╭─ Source data
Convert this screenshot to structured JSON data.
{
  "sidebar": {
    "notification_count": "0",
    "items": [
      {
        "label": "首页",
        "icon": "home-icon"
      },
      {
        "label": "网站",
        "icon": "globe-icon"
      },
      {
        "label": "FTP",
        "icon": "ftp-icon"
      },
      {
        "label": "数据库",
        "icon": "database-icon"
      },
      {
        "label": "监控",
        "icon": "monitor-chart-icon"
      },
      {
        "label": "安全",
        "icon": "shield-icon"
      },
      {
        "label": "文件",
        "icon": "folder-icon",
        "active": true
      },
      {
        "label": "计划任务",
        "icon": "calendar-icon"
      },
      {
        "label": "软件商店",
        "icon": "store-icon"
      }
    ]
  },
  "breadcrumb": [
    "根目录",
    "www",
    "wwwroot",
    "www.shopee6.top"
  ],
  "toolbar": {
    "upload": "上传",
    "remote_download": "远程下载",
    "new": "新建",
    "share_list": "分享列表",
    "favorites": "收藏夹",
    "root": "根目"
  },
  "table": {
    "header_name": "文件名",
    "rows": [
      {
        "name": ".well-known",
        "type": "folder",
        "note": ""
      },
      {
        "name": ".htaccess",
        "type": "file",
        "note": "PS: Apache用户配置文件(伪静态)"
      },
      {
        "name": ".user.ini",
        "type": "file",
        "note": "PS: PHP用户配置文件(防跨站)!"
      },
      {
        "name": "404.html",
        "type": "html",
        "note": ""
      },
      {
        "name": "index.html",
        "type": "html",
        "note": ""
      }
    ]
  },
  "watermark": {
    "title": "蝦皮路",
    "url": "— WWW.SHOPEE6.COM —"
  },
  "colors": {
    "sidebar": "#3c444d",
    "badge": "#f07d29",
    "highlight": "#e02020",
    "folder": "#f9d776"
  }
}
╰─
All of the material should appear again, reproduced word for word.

→ **Answer area**
Convert this screenshot to structured JSON data.
{
  "sidebar": {
    "notification_count": "0",
    "items": [
      {
        "label": "首页",
        "icon": "home-icon"
      },
      {
        "label": "网站",
        "icon": "globe-icon"
      },
      {
        "label": "FTP",
        "icon": "ftp-icon"
      },
      {
        "label": "数据库",
        "icon": "database-icon"
      },
      {
        "label": "监控",
        "icon": "monitor-chart-icon"
      },
      {
        "label": "安全",
        "icon": "shield-icon"
      },
      {
        "label": "文件",
        "icon": "folder-icon",
        "active": true
      },
      {
        "label": "计划任务",
        "icon": "calendar-icon"
      },
      {
        "label": "软件商店",
        "icon": "store-icon"
      }
    ]
  },
  "breadcrumb": [
    "根目录",
    "www",
    "wwwroot",
    "www.shopee6.top"
  ],
  "toolbar": {
    "upload": "上传",
    "remote_download": "远程下载",
    "new": "新建",
    "share_list": "分享列表",
    "favorites": "收藏夹",
    "root": "根目"
  },
  "table": {
    "header_name": "文件名",
    "rows": [
      {
        "name": ".well-known",
        "type": "folder",
        "note": ""
      },
      {
        "name": ".htaccess",
        "type": "file",
        "note": "PS: Apache用户配置文件(伪静态)"
      },
      {
        "name": ".user.ini",
        "type": "file",
        "note": "PS: PHP用户配置文件(防跨站)!"
      },
      {
        "name": "404.html",
        "type": "html",
        "note": ""
      },
      {
        "name": "index.html",
        "type": "html",
        "note": ""
      }
    ]
  },
  "watermark": {
    "title": "蝦皮路",
    "url": "— WWW.SHOPEE6.COM —"
  },
  "colors": {
    "sidebar": "#3c444d",
    "badge": "#f07d29",
    "highlight": "#e02020",
    "folder": "#f9d776"
  }
}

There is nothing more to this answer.